Enervating and educational – two words sum up this last year for me. Two major lessons learnt. First, that it is possible to learn even while doing nothing – no texts read, no MOOCs taken, no assignments done, no new spaces physically travelled to and energetically inhabited. It is possible to learn things solely by carrying on from day to day, it just requires a state of mindfulness, to pay attention to the mundane, the overlooked, stuff which I tend to brush aside.
And second, time flies, no matter what. No matter how dire the times are. This was a monumental surprise, to be honest. I had always thought time flies only when one is having fun. Otherwise it should drag on and on interminably. But no! Look at this last year – this annus horribilis, probably the direst of our lifetimes for many of us, so much hardship, so many obstacles and yet it’s gone, the whole year, just like that. Even on the days when I didn’t have the energy to get out of bed, the mornings turned into afternoons and then into evenings with astounding supersonic speed. That too is a blessing, this speed, the steady rush of hours and minutes of lived and lapsed experience. The speed at which time flies is really determined, it seems to me, by how event dense the period is, whether the events themselves be pleasant or unpleasant.
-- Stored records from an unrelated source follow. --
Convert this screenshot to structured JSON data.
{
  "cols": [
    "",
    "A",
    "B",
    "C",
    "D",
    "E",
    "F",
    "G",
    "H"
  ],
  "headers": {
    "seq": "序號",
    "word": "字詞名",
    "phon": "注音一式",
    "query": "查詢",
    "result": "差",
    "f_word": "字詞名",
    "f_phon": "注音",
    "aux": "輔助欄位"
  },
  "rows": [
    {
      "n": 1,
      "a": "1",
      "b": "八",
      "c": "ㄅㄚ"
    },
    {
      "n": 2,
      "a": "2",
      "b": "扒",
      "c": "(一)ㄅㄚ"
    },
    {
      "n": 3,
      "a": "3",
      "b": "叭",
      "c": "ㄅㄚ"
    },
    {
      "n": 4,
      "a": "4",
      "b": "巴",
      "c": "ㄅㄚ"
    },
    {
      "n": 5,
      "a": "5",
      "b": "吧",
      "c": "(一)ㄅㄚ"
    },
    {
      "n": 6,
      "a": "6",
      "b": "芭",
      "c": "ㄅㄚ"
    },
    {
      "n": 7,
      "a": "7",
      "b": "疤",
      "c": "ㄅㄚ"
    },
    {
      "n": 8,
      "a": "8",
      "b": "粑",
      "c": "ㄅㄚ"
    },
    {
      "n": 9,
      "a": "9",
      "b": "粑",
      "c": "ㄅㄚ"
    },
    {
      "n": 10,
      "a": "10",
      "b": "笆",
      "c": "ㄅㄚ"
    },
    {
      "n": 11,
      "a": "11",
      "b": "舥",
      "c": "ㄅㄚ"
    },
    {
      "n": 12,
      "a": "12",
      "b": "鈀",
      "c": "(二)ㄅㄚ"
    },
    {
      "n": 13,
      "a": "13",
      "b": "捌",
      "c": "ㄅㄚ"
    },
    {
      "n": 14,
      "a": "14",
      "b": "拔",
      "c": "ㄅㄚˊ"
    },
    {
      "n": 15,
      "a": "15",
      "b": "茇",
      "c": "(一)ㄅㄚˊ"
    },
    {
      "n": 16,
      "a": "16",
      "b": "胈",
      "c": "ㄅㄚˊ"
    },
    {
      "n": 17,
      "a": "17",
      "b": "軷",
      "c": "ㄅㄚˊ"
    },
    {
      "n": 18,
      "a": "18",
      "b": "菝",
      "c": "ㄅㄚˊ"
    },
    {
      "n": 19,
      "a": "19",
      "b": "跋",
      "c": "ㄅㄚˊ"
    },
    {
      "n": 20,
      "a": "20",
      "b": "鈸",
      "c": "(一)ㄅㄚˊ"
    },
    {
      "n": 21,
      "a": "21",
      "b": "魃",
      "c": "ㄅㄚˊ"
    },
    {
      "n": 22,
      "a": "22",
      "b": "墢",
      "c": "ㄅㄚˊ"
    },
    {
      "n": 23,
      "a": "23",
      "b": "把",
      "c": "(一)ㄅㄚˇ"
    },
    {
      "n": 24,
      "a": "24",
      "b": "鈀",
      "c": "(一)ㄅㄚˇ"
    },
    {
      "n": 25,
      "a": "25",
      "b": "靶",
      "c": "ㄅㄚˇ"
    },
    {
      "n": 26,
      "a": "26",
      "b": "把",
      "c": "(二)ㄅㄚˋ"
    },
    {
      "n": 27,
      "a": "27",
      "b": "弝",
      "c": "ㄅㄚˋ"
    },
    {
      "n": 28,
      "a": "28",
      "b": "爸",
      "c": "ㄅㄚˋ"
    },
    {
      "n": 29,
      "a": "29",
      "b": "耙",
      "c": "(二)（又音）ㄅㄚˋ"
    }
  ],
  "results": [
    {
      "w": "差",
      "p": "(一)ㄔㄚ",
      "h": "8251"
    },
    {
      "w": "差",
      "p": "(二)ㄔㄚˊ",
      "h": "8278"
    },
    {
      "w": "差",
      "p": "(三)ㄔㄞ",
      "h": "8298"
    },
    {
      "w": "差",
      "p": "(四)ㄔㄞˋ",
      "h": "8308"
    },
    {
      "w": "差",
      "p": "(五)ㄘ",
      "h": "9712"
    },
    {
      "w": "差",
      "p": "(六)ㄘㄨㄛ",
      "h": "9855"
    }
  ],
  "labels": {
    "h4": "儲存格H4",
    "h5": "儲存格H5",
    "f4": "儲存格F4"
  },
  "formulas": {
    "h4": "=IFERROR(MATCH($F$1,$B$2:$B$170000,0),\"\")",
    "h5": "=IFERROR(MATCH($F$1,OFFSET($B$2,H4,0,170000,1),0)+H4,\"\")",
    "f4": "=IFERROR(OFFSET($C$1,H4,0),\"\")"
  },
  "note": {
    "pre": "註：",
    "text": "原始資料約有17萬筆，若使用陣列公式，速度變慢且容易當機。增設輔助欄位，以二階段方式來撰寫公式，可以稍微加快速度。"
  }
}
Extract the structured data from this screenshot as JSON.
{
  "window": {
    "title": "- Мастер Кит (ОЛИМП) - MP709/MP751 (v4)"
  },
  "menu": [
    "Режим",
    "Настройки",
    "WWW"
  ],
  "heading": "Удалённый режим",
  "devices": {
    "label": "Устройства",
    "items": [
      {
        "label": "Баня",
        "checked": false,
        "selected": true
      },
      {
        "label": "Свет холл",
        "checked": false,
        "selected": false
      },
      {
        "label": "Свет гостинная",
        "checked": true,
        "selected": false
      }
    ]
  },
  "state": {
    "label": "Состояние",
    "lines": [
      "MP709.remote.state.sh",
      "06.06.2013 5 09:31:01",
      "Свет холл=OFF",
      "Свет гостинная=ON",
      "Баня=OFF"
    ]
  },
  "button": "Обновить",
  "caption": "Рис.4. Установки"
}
It took a pandemic to bust the myth of bad times being slomo.
Epidemics are nothing new of course. Disease is as old as humankind but settled agriculture made their spread easier and faster. Plagues were the price humans paid for giving up the nomadic hunter-gatherer lifestyle, for congregating in ever larger numbers, sowing crops and building cities where everyone lived in close communities with shared facilities. Paradise for parasites and bugs. Malaria, tuberculosis, leprosy, influenza, small pox etc have existed for at least 10,000 years. Travel, war and trade thickened the plot progressively. Pandemics happened when an epidemic spilled over the borders of one country into others. Those too are not new, unfortunately.
The first recorded pandemic occurred during the Peloponnesian War in 430 BCE. Something historians suspect to be typhoid-like passed through Ethiopia, Egypt, Libya and then onto Athens. It decimated the Athenians and was a factor in their defeat. Plagues kept happening with monotonous frequency every 100/200/300 years, between the 2nd and the 6th centuries a series of them affected Europe. India and South Asia on the other hand have evidence of female deities dating back to around 2nd/3rd centuries, whose particular power was to 'cool fevers' and protect children, most likely from the small pox. As trade between the Mediterranean and South Asia grew, so did the pandemics. By 11th century, leprosy was a huge issue. And then the dreadful Black Death of 1350 killed one third of the world population.
The Columbian Exchange introduced new crops and resources to Europe by the end of the 15th century, from where they were taken by traders and colonialists to Africa and Asia. India wouldn't have chilies, or Ireland potatoes had this voyage not happened. But the flipside was the exposure of indigenous peoples to diseases they had no immunity against - the Native American populations were devastated, an estimated 90% perished throughout the North and South Americas. Plagues continued during the 18th, 19th, 20th centuries as colonisation and global commerce grew. In the 20th century, air travel and ever tighter linkages between nations compounded the issues manifold. But just as the problems grew, so did the search for solutions. But perhaps that's a subject best left for another time.